WHAT THE EXERCISE ASKS:
Check the records below for the word "kind" and state how many lines contain it, replying with the number only.

=== Begin Enclosure ===

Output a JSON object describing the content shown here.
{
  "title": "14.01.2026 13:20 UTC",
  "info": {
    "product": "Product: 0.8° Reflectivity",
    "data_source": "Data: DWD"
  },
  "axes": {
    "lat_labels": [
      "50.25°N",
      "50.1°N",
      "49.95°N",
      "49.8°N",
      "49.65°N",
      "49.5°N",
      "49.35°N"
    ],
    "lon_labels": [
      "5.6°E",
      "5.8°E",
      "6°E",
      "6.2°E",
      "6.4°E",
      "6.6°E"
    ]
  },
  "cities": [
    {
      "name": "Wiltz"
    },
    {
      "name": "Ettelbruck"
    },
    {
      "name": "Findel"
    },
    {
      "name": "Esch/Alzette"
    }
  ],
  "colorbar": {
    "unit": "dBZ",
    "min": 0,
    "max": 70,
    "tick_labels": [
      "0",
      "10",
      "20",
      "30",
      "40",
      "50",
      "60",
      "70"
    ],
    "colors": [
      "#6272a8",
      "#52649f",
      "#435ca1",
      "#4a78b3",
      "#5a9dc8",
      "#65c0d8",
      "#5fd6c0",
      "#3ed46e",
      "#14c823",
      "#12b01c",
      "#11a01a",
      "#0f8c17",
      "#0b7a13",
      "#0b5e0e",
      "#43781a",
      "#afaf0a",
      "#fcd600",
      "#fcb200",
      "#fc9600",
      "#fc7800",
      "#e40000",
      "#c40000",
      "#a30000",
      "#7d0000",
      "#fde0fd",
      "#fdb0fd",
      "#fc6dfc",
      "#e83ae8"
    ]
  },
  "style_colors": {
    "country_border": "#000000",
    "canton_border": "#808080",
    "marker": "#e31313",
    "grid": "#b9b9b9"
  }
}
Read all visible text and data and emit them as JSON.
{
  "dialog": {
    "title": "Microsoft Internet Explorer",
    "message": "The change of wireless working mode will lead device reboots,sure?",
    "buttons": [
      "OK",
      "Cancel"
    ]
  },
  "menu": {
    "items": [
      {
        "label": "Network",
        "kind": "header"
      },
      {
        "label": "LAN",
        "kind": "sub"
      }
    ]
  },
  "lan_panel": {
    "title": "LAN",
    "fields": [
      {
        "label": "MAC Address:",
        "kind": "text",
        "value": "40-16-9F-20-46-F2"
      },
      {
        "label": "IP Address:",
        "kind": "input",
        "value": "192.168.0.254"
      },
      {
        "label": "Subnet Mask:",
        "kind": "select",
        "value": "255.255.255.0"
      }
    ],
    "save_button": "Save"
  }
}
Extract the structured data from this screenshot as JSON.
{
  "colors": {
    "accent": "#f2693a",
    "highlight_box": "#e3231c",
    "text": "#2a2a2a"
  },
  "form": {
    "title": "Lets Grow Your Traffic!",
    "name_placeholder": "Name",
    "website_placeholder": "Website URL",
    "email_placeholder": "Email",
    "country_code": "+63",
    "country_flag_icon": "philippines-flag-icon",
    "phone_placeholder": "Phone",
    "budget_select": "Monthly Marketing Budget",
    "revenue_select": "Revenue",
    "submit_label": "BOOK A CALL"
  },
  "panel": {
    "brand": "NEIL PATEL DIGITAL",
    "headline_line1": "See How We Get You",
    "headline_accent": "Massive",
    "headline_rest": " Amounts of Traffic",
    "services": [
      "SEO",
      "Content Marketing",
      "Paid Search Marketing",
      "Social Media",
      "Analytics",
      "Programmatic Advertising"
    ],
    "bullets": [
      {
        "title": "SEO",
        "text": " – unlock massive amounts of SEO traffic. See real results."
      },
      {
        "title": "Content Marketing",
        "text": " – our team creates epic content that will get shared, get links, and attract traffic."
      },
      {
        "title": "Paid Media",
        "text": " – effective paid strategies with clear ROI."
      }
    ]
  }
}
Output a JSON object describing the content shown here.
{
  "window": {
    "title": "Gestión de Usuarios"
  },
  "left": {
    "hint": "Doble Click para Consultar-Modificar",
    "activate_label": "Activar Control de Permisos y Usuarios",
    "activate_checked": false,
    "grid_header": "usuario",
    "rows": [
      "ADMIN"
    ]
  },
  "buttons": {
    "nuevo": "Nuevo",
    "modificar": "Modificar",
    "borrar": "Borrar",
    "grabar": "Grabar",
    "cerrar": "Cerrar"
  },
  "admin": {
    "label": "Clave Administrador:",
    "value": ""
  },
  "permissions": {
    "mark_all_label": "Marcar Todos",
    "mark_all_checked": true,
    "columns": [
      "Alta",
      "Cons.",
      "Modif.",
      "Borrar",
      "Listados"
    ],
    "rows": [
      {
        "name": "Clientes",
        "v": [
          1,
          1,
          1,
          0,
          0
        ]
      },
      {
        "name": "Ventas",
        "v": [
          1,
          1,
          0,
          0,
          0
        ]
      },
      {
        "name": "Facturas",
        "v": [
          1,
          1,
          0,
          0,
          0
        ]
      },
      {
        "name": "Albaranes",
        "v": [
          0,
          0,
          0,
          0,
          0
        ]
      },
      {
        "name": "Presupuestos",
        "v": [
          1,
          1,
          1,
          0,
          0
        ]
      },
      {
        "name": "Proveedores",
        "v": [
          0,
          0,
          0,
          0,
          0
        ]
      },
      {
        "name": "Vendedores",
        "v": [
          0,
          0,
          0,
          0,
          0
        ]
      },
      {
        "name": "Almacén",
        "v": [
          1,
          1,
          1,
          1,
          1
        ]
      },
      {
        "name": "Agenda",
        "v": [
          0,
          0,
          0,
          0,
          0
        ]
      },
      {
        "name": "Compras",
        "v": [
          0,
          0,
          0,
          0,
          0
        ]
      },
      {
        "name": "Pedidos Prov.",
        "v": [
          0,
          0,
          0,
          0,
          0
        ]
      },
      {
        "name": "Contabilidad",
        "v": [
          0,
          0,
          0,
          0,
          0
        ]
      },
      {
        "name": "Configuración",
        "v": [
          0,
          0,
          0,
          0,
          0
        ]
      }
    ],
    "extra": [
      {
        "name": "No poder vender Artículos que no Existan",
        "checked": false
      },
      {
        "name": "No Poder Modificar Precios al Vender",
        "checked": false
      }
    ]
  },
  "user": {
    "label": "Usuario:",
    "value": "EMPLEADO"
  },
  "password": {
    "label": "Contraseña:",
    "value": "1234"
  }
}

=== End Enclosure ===

TASK RESPONSE:
5